8 Games to play with your students from Chris

Here is Chris in South Korea's list.  There are a few good ones, but also a couple of dubious learning value (such as Hangman), so use with caution.

Friday, June 10, 2011

It's that time of year again

It seems like I just did this same topic only a couple of weeks ago for midterm exams!  Time flies when you're having fun, or something like that.  Anyway,  if anyone is interested, the 2 speaking tests that I'll be administering this semester can be found below.  Basically, the students have to memorize the questions and will ask their randomly chosen partner one question from each set (there are 5 sets so 5 questions on the test).   They can't ask their partner the same question that they were asked, but must choose a new question.  I grade on various things such as grammar, fluency, pronunciation, and answer appropriate for question.

Top Notch Level 2 Exam
Top Notch Level 1 Exam

Thursday, June 9, 2011

Lesson the cloud

If your uni is like mine, you'll end up teaching the same books for at least a couple of years.  Instead of reinventing the wheel each year with new lesson plans, an easy way to keep track of your lesson plans is with Google Documents.  It takes only a little more effort to write out my plan on the computer and print it out than if I do it by hand.  And then at the end of the week, I just throw out the plan because I have it online.  No more collecting papers for me.  The next year, I'll do a quick search in Google Documents, find the lesson plan and do a few quick modifications.  Usually, I'm pretty good at remembering what worked and what didn't from the year before. 

A few tips:

1. Label things clearly.  For example, I'll use, "Top Notch 2, Unit 1B" or, "Level 1, Midterm Exam Review Game" so as not to get confused the next year and waste time searching for stuff.

2. Plan things ahead of time.  If you're the kind of teacher who scribbles something on a piece of paper 5 minutes before class, this won't work.  Printers break, and run out of ink.  The Internet is sometimes down.  I usually plan 2 or 3 weeks ahead of time. 

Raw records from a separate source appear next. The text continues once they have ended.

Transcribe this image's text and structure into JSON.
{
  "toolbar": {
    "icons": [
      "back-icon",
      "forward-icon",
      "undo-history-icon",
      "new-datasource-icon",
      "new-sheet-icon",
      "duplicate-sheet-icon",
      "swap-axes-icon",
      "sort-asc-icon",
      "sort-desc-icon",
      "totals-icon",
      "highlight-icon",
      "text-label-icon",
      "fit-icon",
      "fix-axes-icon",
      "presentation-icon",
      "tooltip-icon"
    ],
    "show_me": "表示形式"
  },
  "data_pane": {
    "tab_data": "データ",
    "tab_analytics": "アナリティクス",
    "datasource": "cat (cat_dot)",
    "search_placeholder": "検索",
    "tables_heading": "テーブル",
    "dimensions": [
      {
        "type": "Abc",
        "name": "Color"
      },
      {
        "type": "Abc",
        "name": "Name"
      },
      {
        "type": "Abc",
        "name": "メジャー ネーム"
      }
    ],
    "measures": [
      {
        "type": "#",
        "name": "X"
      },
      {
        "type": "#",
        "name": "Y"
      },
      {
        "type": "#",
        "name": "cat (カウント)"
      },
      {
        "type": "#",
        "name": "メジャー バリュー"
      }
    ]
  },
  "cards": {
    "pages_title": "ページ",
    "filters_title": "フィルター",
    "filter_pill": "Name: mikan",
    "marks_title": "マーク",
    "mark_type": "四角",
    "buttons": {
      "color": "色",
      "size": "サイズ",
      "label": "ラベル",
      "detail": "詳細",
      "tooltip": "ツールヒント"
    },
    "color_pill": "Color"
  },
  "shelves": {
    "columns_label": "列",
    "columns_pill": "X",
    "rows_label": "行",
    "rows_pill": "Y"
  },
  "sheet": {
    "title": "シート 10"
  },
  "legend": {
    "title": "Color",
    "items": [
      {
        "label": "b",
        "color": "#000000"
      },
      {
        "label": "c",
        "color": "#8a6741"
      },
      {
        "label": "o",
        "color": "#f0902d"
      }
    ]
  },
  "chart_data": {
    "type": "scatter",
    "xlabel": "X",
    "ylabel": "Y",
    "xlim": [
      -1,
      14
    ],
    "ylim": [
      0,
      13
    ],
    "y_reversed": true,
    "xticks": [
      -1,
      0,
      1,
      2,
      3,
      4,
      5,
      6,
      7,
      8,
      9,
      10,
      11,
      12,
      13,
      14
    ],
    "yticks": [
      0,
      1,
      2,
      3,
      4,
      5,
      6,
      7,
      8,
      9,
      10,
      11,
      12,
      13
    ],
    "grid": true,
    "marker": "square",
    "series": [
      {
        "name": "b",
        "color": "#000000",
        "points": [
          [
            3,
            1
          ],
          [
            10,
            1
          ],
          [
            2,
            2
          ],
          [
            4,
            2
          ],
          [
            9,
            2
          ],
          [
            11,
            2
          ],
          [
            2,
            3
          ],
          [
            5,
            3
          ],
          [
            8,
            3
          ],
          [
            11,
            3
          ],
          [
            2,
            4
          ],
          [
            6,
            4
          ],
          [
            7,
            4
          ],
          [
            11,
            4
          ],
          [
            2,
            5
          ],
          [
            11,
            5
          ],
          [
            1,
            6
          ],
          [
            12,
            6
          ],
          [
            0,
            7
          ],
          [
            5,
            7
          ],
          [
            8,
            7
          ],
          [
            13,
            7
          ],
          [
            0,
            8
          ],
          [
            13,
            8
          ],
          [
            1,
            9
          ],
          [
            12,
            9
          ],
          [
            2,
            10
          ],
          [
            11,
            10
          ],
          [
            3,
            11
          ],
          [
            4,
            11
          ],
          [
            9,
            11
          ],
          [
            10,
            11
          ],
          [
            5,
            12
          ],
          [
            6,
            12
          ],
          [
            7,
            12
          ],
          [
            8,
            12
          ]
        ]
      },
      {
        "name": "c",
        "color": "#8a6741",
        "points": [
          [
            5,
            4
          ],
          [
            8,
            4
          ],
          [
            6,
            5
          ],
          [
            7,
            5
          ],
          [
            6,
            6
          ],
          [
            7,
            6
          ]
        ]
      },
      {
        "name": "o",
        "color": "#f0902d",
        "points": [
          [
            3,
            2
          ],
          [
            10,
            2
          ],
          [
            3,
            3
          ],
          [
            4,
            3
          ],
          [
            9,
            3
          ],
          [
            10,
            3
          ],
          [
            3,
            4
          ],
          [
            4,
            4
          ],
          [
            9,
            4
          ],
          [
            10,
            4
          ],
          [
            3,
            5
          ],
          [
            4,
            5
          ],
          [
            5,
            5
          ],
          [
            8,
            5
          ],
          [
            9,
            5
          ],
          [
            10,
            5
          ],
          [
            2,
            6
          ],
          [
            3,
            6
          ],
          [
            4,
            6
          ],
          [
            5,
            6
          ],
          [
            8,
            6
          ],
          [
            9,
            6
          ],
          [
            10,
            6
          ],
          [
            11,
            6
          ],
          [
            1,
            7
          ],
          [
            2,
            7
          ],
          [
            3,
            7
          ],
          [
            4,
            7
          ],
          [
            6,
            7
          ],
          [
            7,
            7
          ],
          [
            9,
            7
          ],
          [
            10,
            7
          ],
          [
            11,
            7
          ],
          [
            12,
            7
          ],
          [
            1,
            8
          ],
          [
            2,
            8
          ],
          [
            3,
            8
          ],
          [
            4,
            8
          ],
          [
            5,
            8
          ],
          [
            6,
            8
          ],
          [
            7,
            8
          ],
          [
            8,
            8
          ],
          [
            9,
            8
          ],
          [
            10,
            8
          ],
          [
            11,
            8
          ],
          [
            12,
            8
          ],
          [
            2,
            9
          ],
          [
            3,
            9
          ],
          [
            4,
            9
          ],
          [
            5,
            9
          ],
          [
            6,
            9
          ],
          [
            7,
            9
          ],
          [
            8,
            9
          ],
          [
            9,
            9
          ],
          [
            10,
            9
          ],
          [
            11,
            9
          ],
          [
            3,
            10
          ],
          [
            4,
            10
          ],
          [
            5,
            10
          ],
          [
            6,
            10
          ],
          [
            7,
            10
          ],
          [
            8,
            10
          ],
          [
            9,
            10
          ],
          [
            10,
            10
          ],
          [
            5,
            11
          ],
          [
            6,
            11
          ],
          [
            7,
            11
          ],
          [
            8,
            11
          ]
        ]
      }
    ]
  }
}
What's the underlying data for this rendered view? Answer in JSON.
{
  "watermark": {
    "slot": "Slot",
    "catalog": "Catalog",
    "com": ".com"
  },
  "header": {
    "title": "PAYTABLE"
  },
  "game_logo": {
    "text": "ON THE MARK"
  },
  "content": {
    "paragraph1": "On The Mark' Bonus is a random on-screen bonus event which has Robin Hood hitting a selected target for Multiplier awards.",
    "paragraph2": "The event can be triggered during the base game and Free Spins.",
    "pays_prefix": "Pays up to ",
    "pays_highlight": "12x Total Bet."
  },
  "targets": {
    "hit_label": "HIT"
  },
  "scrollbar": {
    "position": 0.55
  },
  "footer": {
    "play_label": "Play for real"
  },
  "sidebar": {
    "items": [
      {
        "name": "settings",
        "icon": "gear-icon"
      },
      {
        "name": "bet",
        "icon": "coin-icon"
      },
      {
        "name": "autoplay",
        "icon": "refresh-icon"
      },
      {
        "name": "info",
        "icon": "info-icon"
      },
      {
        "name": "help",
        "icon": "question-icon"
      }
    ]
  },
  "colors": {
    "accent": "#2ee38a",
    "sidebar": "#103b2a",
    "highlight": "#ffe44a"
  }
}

3. Don't be afraid to scribble all over your lesson plan after your first class.  I teach the same class 5-9 times each semester.  The first class is kind of like a testing ground and I almost always make modifications based on how things went. 

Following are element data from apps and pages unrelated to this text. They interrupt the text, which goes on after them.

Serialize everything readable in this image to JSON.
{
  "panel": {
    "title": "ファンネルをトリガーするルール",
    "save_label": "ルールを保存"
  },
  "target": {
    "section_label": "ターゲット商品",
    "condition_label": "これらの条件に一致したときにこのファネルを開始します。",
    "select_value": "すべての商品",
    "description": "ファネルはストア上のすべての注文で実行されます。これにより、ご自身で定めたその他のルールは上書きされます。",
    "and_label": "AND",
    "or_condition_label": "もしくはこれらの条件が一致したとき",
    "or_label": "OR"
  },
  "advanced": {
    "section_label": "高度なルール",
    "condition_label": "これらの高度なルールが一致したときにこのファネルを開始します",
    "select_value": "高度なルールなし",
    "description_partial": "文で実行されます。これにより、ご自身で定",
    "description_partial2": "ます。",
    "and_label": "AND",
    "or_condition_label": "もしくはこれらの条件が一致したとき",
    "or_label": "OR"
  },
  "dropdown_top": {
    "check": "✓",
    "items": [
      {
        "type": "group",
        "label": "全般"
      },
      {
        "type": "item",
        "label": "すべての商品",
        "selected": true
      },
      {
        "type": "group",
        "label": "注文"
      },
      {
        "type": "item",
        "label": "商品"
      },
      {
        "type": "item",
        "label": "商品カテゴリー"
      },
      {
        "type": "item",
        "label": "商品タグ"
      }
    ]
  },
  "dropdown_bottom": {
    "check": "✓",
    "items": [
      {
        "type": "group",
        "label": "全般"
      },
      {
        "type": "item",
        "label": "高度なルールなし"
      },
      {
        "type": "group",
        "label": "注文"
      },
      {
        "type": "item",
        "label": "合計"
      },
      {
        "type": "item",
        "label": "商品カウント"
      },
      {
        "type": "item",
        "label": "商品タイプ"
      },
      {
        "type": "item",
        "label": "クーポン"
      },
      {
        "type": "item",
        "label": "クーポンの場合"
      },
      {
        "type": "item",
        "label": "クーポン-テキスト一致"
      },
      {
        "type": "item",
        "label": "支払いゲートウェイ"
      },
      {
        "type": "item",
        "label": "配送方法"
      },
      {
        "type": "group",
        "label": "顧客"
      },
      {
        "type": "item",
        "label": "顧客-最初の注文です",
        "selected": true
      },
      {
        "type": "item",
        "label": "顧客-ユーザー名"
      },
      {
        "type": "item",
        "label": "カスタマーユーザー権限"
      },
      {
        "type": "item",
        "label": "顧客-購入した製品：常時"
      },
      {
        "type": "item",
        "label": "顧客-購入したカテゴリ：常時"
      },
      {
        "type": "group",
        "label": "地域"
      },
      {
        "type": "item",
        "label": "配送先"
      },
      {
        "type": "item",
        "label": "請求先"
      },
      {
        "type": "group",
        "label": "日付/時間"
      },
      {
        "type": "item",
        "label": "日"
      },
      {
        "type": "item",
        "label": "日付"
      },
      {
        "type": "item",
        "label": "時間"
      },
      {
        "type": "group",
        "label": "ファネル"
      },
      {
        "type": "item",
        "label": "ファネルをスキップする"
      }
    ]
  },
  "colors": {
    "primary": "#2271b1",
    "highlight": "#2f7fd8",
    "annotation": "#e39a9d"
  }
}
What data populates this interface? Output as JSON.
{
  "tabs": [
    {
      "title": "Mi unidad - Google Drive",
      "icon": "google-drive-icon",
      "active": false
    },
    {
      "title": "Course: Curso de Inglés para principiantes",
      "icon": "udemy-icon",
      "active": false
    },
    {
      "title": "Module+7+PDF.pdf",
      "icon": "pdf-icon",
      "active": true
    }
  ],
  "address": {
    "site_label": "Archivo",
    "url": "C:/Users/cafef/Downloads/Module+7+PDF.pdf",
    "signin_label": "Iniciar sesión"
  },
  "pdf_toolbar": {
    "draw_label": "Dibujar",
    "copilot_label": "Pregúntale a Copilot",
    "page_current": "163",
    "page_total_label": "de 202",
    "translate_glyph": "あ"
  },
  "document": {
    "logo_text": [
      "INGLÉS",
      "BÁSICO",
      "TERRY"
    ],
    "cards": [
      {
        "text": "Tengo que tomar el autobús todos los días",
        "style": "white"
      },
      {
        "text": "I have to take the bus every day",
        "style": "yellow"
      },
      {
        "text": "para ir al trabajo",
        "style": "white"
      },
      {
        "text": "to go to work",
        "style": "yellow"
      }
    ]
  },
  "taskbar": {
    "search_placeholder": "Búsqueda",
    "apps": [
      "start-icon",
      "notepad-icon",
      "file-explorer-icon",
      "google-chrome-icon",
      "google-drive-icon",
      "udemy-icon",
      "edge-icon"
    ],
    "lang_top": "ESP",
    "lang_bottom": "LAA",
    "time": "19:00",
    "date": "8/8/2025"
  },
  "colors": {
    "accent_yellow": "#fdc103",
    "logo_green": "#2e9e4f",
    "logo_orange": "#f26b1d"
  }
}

4. Collaborate with your colleagues.  We don't do this at my uni, but I wish we did.  Imagine the possibilities if everyone used Google Docs and shared their lesson plans? 

Tuesday, June 7, 2011

Game Day...a good one for bigger groups

In one of the extra programs that I teach in at my uni, we have an "activity day" periodically.  For groups of less than 8, it's very easy to come up with something to do. However, what about those groups of 8-15?  A bit more of a challenge.  Something that works really well is "Spoons" or "Board-Marker."  Bring enough spoons or markers so that you'll have the same amount as people, minus 1.  Then, you need a deck of cards.  Sort them so that you have 1 set of 4/person, plus 2 extra for smaller groups or 3 extra for the bigger ones. 

Have the students sit around a table in a circle.  Put the spoons spread out in the center of the table.  Deal each student 4 cards.  You'll have a few extra cards in your hand.  Give one more card to the person on the left.  They look at it, and either keep it or pass it on to the left.  And so it goes around the circle. You keep dealing out all the extra cards and it's a speed game.  When a student has a matching set of 4, they pick up a spoon.  Then, all the students try to get a spoon.  The student that doesn't have one is out.  Keep reducing the number of spoons and cards as more people are out.  You'll eventually have 2 winners.  Give them a point and play another round.


1. Make sure students only have 4 cards in their hand at a time.

2. If you have a bigger group of say 12 people, reduce the spoons by 2 or 3 each time to speed the game up.  That way, if you're out in the first round, you only have to wait a few minutes until you can play again.